In a next stage of wheel manufacture illustrated in FIG. 3B, each mounting opening 20 and seating surface 22 is formed, preferably in a single machining operation. As a result of this operation, fibers 40 are cut by the forming tool so that fiber ends terminate and are exposed at the several seating surfaces 22. Layers 36 (FIG. 3C) of antiseize lubricant are then applied over seating surfaces 22 as a paste as previously described. In this way, lubricant layers 36 remains with the wheel during storage and transport.
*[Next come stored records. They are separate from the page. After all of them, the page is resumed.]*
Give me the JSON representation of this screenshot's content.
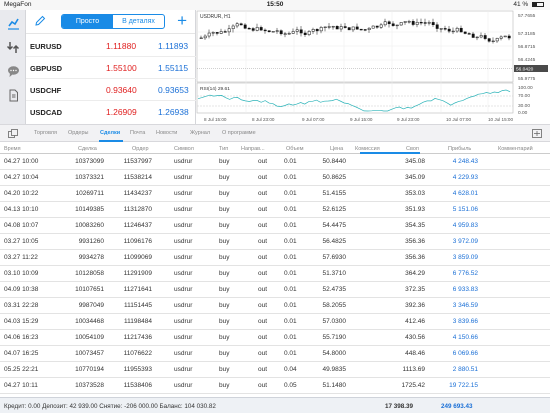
{
  "statusbar": {
    "carrier": "MegaFon",
    "time": "15:50",
    "battery": "41 %",
    "battery_level": 0.41
  },
  "quotes": {
    "segments": [
      "Просто",
      "В деталях"
    ],
    "active_segment": 0,
    "rows": [
      {
        "symbol": "EURUSD",
        "bid": "1.11880",
        "ask": "1.11893"
      },
      {
        "symbol": "GBPUSD",
        "bid": "1.55100",
        "ask": "1.55115"
      },
      {
        "symbol": "USDCHF",
        "bid": "0.93640",
        "ask": "0.93653"
      },
      {
        "symbol": "USDCAD",
        "bid": "1.26909",
        "ask": "1.26938"
      }
    ]
  },
  "chart": {
    "symbol_label": "USDRUR, H1",
    "price_ticks": [
      "57.7655",
      "57.3185",
      "56.8715",
      "56.4245",
      "55.9775"
    ],
    "current_price": "56.0420",
    "rsi_label": "RSI(14) 29.61",
    "rsi_ticks": [
      "100.00",
      "70.00",
      "30.00",
      "0.00"
    ],
    "time_ticks": [
      "8 Jul 15:00",
      "8 Jul 23:00",
      "9 Jul 07:00",
      "9 Jul 15:00",
      "9 Jul 23:00",
      "10 Jul 07:00",
      "10 Jul 15:00"
    ]
  },
  "tabs": [
    {
      "label": "Торговля",
      "active": false
    },
    {
      "label": "Ордеры",
      "active": false
    },
    {
      "label": "Сделки",
      "active": true
    },
    {
      "label": "Почта",
      "active": false
    },
    {
      "label": "Новости",
      "active": false
    },
    {
      "label": "Журнал",
      "active": false
    },
    {
      "label": "О программе",
      "active": false
    }
  ],
  "table": {
    "columns": [
      "Время",
      "Сделка",
      "Ордер",
      "Символ",
      "Тип",
      "Направ...",
      "Объем",
      "Цена",
      "Комиссия",
      "Своп",
      "Прибыль",
      "Комментарий"
    ],
    "rows": [
      [
        "04.27 10:00",
        "10373099",
        "11537997",
        "usdrur",
        "buy",
        "out",
        "0.01",
        "50.8440",
        "",
        "345.08",
        "4 248.43",
        ""
      ],
      [
        "04.27 10:04",
        "10373321",
        "11538214",
        "usdrur",
        "buy",
        "out",
        "0.01",
        "50.8625",
        "",
        "345.09",
        "4 229.93",
        ""
      ],
      [
        "04.20 10:22",
        "10269711",
        "11434237",
        "usdrur",
        "buy",
        "out",
        "0.01",
        "51.4155",
        "",
        "353.03",
        "4 628.01",
        ""
      ],
      [
        "04.13 10:10",
        "10149385",
        "11312870",
        "usdrur",
        "buy",
        "out",
        "0.01",
        "52.6125",
        "",
        "351.93",
        "5 151.06",
        ""
      ],
      [
        "04.08 10:07",
        "10083260",
        "11246437",
        "usdrur",
        "buy",
        "out",
        "0.01",
        "54.4475",
        "",
        "354.35",
        "4 959.83",
        ""
      ],
      [
        "03.27 10:05",
        "9931260",
        "11096176",
        "usdrur",
        "buy",
        "out",
        "0.01",
        "56.4825",
        "",
        "356.36",
        "3 972.09",
        ""
      ],
      [
        "03.27 11:22",
        "9934278",
        "11099069",
        "usdrur",
        "buy",
        "out",
        "0.01",
        "57.6930",
        "",
        "356.36",
        "3 859.09",
        ""
      ],
      [
        "03.10 10:09",
        "10128058",
        "11291909",
        "usdrur",
        "buy",
        "out",
        "0.01",
        "51.3710",
        "",
        "364.29",
        "6 776.52",
        ""
      ],
      [
        "04.09 10:38",
        "10107651",
        "11271641",
        "usdrur",
        "buy",
        "out",
        "0.01",
        "52.4735",
        "",
        "372.35",
        "6 933.83",
        ""
      ],
      [
        "03.31 22:28",
        "9987049",
        "11151445",
        "usdrur",
        "buy",
        "out",
        "0.01",
        "58.2055",
        "",
        "392.36",
        "3 346.59",
        ""
      ],
      [
        "04.03 15:29",
        "10034468",
        "11198484",
        "usdrur",
        "buy",
        "out",
        "0.01",
        "57.0300",
        "",
        "412.46",
        "3 839.66",
        ""
      ],
      [
        "04.06 16:23",
        "10054109",
        "11217436",
        "usdrur",
        "buy",
        "out",
        "0.01",
        "55.7190",
        "",
        "430.56",
        "4 150.66",
        ""
      ],
      [
        "04.07 16:25",
        "10073457",
        "11076622",
        "usdrur",
        "buy",
        "out",
        "0.01",
        "54.8000",
        "",
        "448.46",
        "6 069.66",
        ""
      ],
      [
        "05.25 22:21",
        "10770194",
        "11955393",
        "usdrur",
        "buy",
        "out",
        "0.04",
        "49.9835",
        "",
        "1113.69",
        "2 880.51",
        ""
      ],
      [
        "04.27 10:11",
        "10373528",
        "11538406",
        "usdrur",
        "buy",
        "out",
        "0.05",
        "51.1480",
        "",
        "1725.42",
        "19 722.15",
        ""
      ]
    ]
  },
  "footer": {
    "account": "Кредит: 0.00 Депозит: 42 939.00 Снятие: -206 000.00 Баланс: 104 030.82",
    "total_swap": "17 398.39",
    "total_profit": "249 693.43"
  }
}
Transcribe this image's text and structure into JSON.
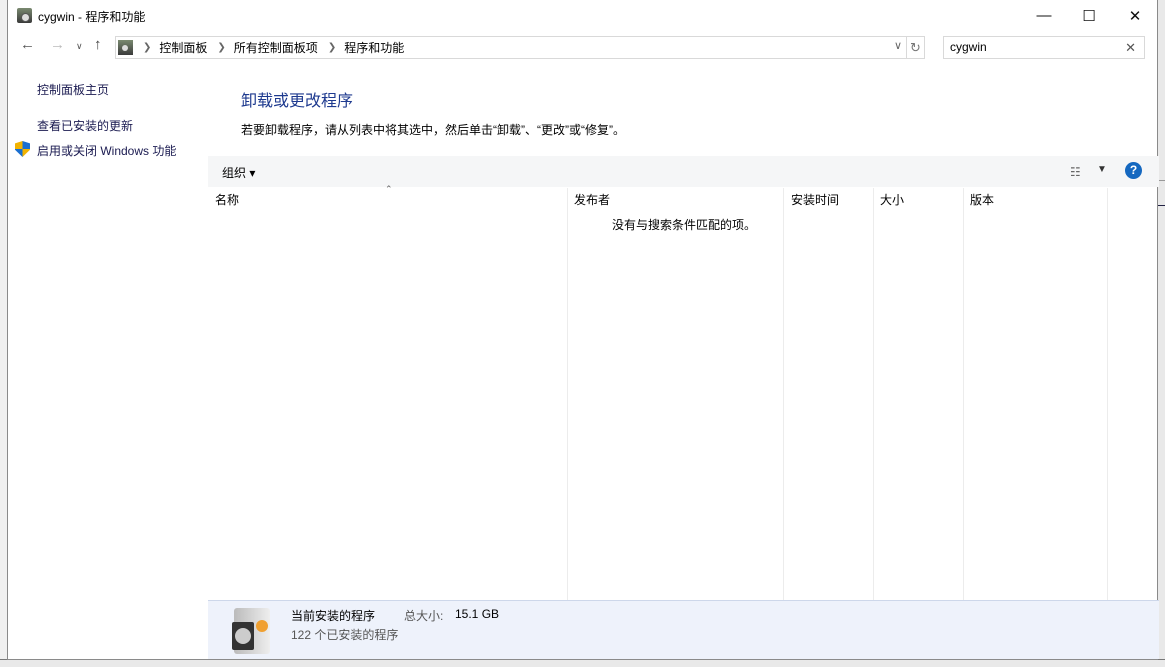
{
  "window": {
    "title": "cygwin - 程序和功能"
  },
  "address": {
    "crumbs": [
      "控制面板",
      "所有控制面板项",
      "程序和功能"
    ]
  },
  "search": {
    "value": "cygwin"
  },
  "sidebar": {
    "items": [
      {
        "label": "控制面板主页"
      },
      {
        "label": "查看已安装的更新"
      },
      {
        "label": "启用或关闭 Windows 功能"
      }
    ]
  },
  "main": {
    "heading": "卸载或更改程序",
    "description": "若要卸载程序，请从列表中将其选中，然后单击“卸载”、“更改”或“修复”。",
    "organize": "组织",
    "columns": [
      "名称",
      "发布者",
      "安装时间",
      "大小",
      "版本"
    ],
    "empty_message": "没有与搜索条件匹配的项。"
  },
  "details": {
    "title": "当前安装的程序",
    "total_label": "总大小:",
    "total_value": "15.1 GB",
    "count": "122 个已安装的程序"
  }
}
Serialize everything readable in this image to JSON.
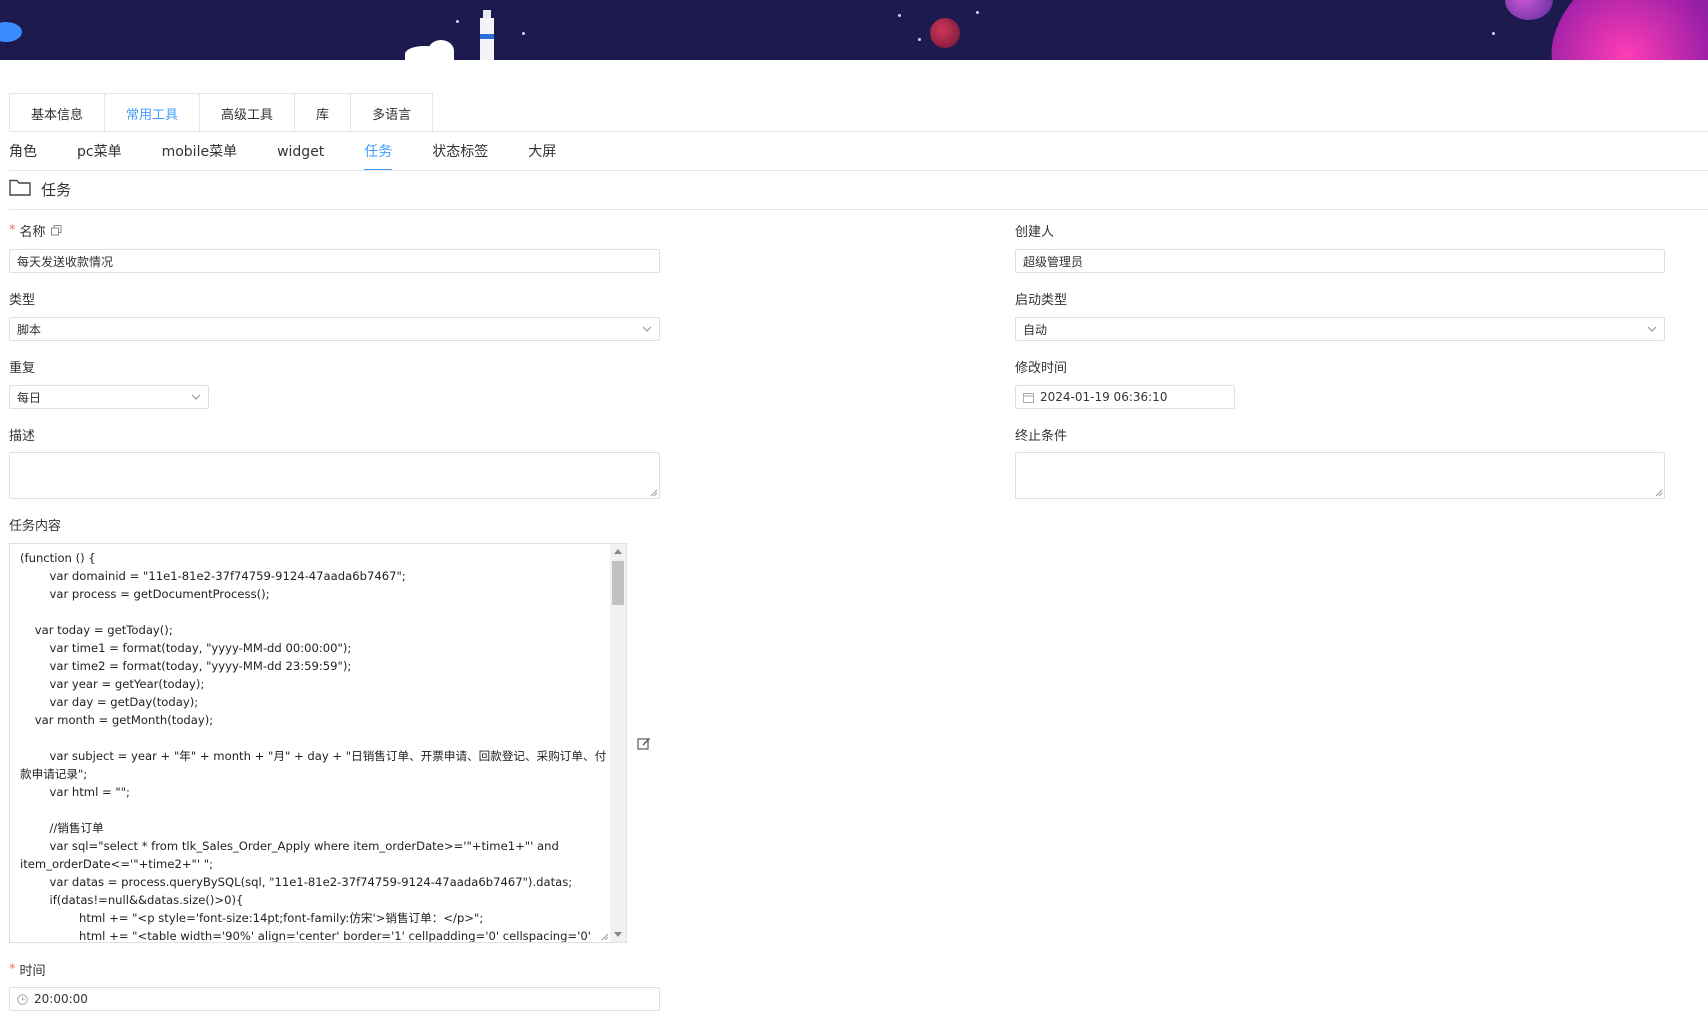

Thereafter, when the wheel is mounted on a vehicle and nuts 32 are tightened over studs 28 (FIGS. 1 and 3D), the antiseize lubricant layer lubricates sliding motion between nut seat 34 and seating surface 22.
During high-temperature torque retention tests involving a number of severe braking cycles specifically designed for testing torque retention of composite (resin) wheel mounting nuts, it was found that wheel mounting arrangements in accordance with the present invention exhibited torque retention in the range of 80-90% of initial tightening torque, as compared with a range of 40-60% for identical wheels without antiseize lubricant, and a range of 30-35% typical for wheels of similar construction employing steel inserts in the mounting openings.
A method of application to assure that each of the machined conical nut seats has been covered with the antiseize lubricant has been found with an ultraviolet light (black light) sensitive dye mixed into the antiseize compound. A small quantity of a dye manufactured by Keystone Aniline Corporation was found to be an excellent material which, when mixed with the antiseize, appears as a yellow (mustard color) under black light. This assures that antiseize has been applied and can be visually inspected by operator or by automated methods. A ratio that has been worked out is 7500/l antiseize to dye. The dye is called Keytech Tracer Yellow R. It is the only one tried to date.